Problem details –
If anything in the data looks odd, keep it anyway and write the whole listing out unchanged.

Data in this exercise –
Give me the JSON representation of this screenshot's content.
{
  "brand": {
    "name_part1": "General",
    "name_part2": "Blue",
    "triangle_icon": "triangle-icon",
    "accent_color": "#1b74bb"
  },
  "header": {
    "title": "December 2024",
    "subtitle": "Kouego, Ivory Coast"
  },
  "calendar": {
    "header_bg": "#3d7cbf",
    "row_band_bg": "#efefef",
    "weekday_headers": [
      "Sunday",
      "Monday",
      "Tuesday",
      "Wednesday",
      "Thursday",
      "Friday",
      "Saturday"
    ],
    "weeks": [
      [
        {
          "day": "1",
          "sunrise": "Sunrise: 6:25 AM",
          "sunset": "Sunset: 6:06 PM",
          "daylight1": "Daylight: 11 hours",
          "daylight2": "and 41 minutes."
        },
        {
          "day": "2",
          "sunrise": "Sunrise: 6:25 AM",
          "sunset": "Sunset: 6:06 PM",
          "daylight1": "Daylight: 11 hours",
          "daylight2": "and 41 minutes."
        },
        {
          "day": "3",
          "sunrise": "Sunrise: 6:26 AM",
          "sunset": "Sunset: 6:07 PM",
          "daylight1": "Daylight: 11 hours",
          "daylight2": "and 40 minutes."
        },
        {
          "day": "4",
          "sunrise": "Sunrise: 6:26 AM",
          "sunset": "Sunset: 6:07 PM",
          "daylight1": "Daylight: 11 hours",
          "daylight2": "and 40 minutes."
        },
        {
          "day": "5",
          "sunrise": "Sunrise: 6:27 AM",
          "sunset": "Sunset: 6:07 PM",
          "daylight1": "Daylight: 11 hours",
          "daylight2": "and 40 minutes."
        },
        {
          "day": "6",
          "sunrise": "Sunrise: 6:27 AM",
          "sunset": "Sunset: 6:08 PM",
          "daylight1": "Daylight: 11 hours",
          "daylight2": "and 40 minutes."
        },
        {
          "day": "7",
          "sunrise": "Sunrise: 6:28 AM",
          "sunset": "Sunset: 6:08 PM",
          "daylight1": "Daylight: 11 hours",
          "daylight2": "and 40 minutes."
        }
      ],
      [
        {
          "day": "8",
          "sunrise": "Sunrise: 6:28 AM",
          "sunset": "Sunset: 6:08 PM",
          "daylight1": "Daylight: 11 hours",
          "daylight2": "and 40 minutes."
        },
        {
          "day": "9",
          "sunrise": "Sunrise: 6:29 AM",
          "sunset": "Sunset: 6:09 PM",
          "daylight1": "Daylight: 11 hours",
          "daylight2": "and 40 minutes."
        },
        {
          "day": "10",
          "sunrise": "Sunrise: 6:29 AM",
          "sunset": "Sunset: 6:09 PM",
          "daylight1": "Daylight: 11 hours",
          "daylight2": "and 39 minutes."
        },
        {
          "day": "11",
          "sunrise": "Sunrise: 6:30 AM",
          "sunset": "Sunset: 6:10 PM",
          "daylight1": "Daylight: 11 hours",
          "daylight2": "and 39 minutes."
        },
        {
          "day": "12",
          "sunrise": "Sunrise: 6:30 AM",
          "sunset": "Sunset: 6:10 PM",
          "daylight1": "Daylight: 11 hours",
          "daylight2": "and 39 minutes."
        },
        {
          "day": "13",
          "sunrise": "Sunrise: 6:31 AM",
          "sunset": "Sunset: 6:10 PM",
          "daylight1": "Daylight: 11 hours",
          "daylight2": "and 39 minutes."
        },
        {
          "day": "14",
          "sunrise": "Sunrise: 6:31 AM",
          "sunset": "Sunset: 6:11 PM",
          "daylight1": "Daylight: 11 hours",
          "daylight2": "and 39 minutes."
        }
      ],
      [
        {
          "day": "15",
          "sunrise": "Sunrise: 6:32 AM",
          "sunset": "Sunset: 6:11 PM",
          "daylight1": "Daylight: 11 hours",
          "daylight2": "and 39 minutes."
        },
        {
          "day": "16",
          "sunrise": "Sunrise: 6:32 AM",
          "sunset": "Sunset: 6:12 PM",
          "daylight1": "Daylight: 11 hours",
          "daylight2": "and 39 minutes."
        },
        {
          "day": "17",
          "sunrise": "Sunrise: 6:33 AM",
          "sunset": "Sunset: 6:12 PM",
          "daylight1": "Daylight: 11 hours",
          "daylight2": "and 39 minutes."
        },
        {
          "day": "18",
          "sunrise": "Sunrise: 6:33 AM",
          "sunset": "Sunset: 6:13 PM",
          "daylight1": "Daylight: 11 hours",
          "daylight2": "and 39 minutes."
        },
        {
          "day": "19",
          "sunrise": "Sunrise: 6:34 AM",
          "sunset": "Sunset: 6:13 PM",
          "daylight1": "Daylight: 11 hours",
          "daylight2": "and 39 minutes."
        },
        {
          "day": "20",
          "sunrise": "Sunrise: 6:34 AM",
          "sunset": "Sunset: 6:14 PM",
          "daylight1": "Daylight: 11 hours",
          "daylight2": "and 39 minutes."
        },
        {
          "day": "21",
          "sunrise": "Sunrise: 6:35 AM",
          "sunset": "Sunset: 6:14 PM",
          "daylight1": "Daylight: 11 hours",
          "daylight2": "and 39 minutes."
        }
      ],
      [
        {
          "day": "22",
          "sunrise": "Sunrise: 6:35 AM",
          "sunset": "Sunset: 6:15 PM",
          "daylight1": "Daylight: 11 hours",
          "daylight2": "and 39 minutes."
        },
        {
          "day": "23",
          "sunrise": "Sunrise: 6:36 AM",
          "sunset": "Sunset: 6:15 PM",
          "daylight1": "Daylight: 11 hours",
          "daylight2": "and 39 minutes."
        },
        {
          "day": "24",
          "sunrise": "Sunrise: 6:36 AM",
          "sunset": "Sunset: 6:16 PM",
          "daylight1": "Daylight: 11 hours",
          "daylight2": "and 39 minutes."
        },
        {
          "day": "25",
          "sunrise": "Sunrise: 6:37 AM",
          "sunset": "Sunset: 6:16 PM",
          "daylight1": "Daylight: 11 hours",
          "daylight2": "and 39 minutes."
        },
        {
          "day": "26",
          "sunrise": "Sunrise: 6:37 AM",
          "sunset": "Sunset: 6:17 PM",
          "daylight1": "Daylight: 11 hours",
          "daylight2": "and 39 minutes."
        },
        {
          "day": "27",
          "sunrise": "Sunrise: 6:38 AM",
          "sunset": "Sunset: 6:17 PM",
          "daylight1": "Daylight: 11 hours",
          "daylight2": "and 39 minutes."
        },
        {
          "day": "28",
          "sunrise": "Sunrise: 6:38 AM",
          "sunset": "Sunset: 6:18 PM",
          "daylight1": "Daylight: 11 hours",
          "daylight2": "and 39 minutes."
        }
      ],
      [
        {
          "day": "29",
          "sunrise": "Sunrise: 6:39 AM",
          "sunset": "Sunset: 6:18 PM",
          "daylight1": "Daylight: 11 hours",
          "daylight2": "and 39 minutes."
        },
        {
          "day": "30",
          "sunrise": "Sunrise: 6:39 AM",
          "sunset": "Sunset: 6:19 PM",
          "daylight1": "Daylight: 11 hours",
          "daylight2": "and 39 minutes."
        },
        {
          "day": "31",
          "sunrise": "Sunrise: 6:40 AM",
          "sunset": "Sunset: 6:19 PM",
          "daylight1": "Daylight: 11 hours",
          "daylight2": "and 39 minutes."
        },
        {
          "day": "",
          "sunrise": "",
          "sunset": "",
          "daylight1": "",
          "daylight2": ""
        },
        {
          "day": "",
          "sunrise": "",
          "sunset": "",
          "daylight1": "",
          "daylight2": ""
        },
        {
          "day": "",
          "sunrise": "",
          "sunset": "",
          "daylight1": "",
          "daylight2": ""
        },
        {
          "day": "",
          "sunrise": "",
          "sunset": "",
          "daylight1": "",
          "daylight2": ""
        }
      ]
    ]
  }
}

Final answer –
Give me the JSON representation of this screenshot's content.
{
  "brand": {
    "name_part1": "General",
    "name_part2": "Blue",
    "triangle_icon": "triangle-icon",
    "accent_color": "#1b74bb"
  },
  "header": {
    "title": "December 2024",
    "subtitle": "Kouego, Ivory Coast"
  },
  "calendar": {
    "header_bg": "#3d7cbf",
    "row_band_bg": "#efefef",
    "weekday_headers": [
      "Sunday",
      "Monday",
      "Tuesday",
      "Wednesday",
      "Thursday",
      "Friday",
      "Saturday"
    ],
    "weeks": [
      [
        {
          "day": "1",
          "sunrise": "Sunrise: 6:25 AM",
          "sunset": "Sunset: 6:06 PM",
          "daylight1": "Daylight: 11 hours",
          "daylight2": "and 41 minutes."
        },
        {
          "day": "2",
          "sunrise": "Sunrise: 6:25 AM",
          "sunset": "Sunset: 6:06 PM",
          "daylight1": "Daylight: 11 hours",
          "daylight2": "and 41 minutes."
        },
        {
          "day": "3",
          "sunrise": "Sunrise: 6:26 AM",
          "sunset": "Sunset: 6:07 PM",
          "daylight1": "Daylight: 11 hours",
          "daylight2": "and 40 minutes."
        },
        {
          "day": "4",
          "sunrise": "Sunrise: 6:26 AM",
          "sunset": "Sunset: 6:07 PM",
          "daylight1": "Daylight: 11 hours",
          "daylight2": "and 40 minutes."
        },
        {
          "day": "5",
          "sunrise": "Sunrise: 6:27 AM",
          "sunset": "Sunset: 6:07 PM",
          "daylight1": "Daylight: 11 hours",
          "daylight2": "and 40 minutes."
        },
        {
          "day": "6",
          "sunrise": "Sunrise: 6:27 AM",
          "sunset": "Sunset: 6:08 PM",
          "daylight1": "Daylight: 11 hours",
          "daylight2": "and 40 minutes."
        },
        {
          "day": "7",
          "sunrise": "Sunrise: 6:28 AM",
          "sunset": "Sunset: 6:08 PM",
          "daylight1": "Daylight: 11 hours",
          "daylight2": "and 40 minutes."
        }
      ],
      [
        {
          "day": "8",
          "sunrise": "Sunrise: 6:28 AM",
          "sunset": "Sunset: 6:08 PM",
          "daylight1": "Daylight: 11 hours",
          "daylight2": "and 40 minutes."
        },
        {
          "day": "9",
          "sunrise": "Sunrise: 6:29 AM",
          "sunset": "Sunset: 6:09 PM",
          "daylight1": "Daylight: 11 hours",
          "daylight2": "and 40 minutes."
        },
        {
          "day": "10",
          "sunrise": "Sunrise: 6:29 AM",
          "sunset": "Sunset: 6:09 PM",
          "daylight1": "Daylight: 11 hours",
          "daylight2": "and 39 minutes."
        },
        {
          "day": "11",
          "sunrise": "Sunrise: 6:30 AM",
          "sunset": "Sunset: 6:10 PM",
          "daylight1": "Daylight: 11 hours",
          "daylight2": "and 39 minutes."
        },
        {
          "day": "12",
          "sunrise": "Sunrise: 6:30 AM",
          "sunset": "Sunset: 6:10 PM",
          "daylight1": "Daylight: 11 hours",
          "daylight2": "and 39 minutes."
        },
        {
          "day": "13",
          "sunrise": "Sunrise: 6:31 AM",
          "sunset": "Sunset: 6:10 PM",
          "daylight1": "Daylight: 11 hours",
          "daylight2": "and 39 minutes."
        },
        {
          "day": "14",
          "sunrise": "Sunrise: 6:31 AM",
          "sunset": "Sunset: 6:11 PM",
          "daylight1": "Daylight: 11 hours",
          "daylight2": "and 39 minutes."
        }
      ],
      [
        {
          "day": "15",
          "sunrise": "Sunrise: 6:32 AM",
          "sunset": "Sunset: 6:11 PM",
          "daylight1": "Daylight: 11 hours",
          "daylight2": "and 39 minutes."
        },
        {
          "day": "16",
          "sunrise": "Sunrise: 6:32 AM",
          "sunset": "Sunset: 6:12 PM",
          "daylight1": "Daylight: 11 hours",
          "daylight2": "and 39 minutes."
        },
        {
          "day": "17",
          "sunrise": "Sunrise: 6:33 AM",
          "sunset": "Sunset: 6:12 PM",
          "daylight1": "Daylight: 11 hours",
          "daylight2": "and 39 minutes."
        },
        {
          "day": "18",
          "sunrise": "Sunrise: 6:33 AM",
          "sunset": "Sunset: 6:13 PM",
          "daylight1": "Daylight: 11 hours",
          "daylight2": "and 39 minutes."
        },
        {
          "day": "19",
          "sunrise": "Sunrise: 6:34 AM",
          "sunset": "Sunset: 6:13 PM",
          "daylight1": "Daylight: 11 hours",
          "daylight2": "and 39 minutes."
        },
        {
          "day": "20",
          "sunrise": "Sunrise: 6:34 AM",
          "sunset": "Sunset: 6:14 PM",
          "daylight1": "Daylight: 11 hours",
          "daylight2": "and 39 minutes."
        },
        {
          "day": "21",
          "sunrise": "Sunrise: 6:35 AM",
          "sunset": "Sunset: 6:14 PM",
          "daylight1": "Daylight: 11 hours",
          "daylight2": "and 39 minutes."
        }
      ],
      [
        {
          "day": "22",
          "sunrise": "Sunrise: 6:35 AM",
          "sunset": "Sunset: 6:15 PM",
          "daylight1": "Daylight: 11 hours",
          "daylight2": "and 39 minutes."
        },
        {
          "day": "23",
          "sunrise": "Sunrise: 6:36 AM",
          "sunset": "Sunset: 6:15 PM",
          "daylight1": "Daylight: 11 hours",
          "daylight2": "and 39 minutes."
        },
        {
          "day": "24",
          "sunrise": "Sunrise: 6:36 AM",
          "sunset": "Sunset: 6:16 PM",
          "daylight1": "Daylight: 11 hours",
          "daylight2": "and 39 minutes."
        },
        {
          "day": "25",
          "sunrise": "Sunrise: 6:37 AM",
          "sunset": "Sunset: 6:16 PM",
          "daylight1": "Daylight: 11 hours",
          "daylight2": "and 39 minutes."
        },
        {
          "day": "26",
          "sunrise": "Sunrise: 6:37 AM",
          "sunset": "Sunset: 6:17 PM",
          "daylight1": "Daylight: 11 hours",
          "daylight2": "and 39 minutes."
        },
        {
          "day": "27",
          "sunrise": "Sunrise: 6:38 AM",
          "sunset": "Sunset: 6:17 PM",
          "daylight1": "Daylight: 11 hours",
          "daylight2": "and 39 minutes."
        },
        {
          "day": "28",
          "sunrise": "Sunrise: 6:38 AM",
          "sunset": "Sunset: 6:18 PM",
          "daylight1": "Daylight: 11 hours",
          "daylight2": "and 39 minutes."
        }
      ],
      [
        {
          "day": "29",
          "sunrise": "Sunrise: 6:39 AM",
          "sunset": "Sunset: 6:18 PM",
          "daylight1": "Daylight: 11 hours",
          "daylight2": "and 39 minutes."
        },
        {
          "day": "30",
          "sunrise": "Sunrise: 6:39 AM",
          "sunset": "Sunset: 6:19 PM",
          "daylight1": "Daylight: 11 hours",
          "daylight2": "and 39 minutes."
        },
        {
          "day": "31",
          "sunrise": "Sunrise: 6:40 AM",
          "sunset": "Sunset: 6:19 PM",
          "daylight1": "Daylight: 11 hours",
          "daylight2": "and 39 minutes."
        },
        {
          "day": "",
          "sunrise": "",
          "sunset": "",
          "daylight1": "",
          "daylight2": ""
        },
        {
          "day": "",
          "sunrise": "",
          "sunset": "",
          "daylight1": "",
          "daylight2": ""
        },
        {
          "day": "",
          "sunrise": "",
          "sunset": "",
          "daylight1": "",
          "daylight2": ""
        },
        {
          "day": "",
          "sunrise": "",
          "sunset": "",
          "daylight1": "",
          "daylight2": ""
        }
      ]
    ]
  }
}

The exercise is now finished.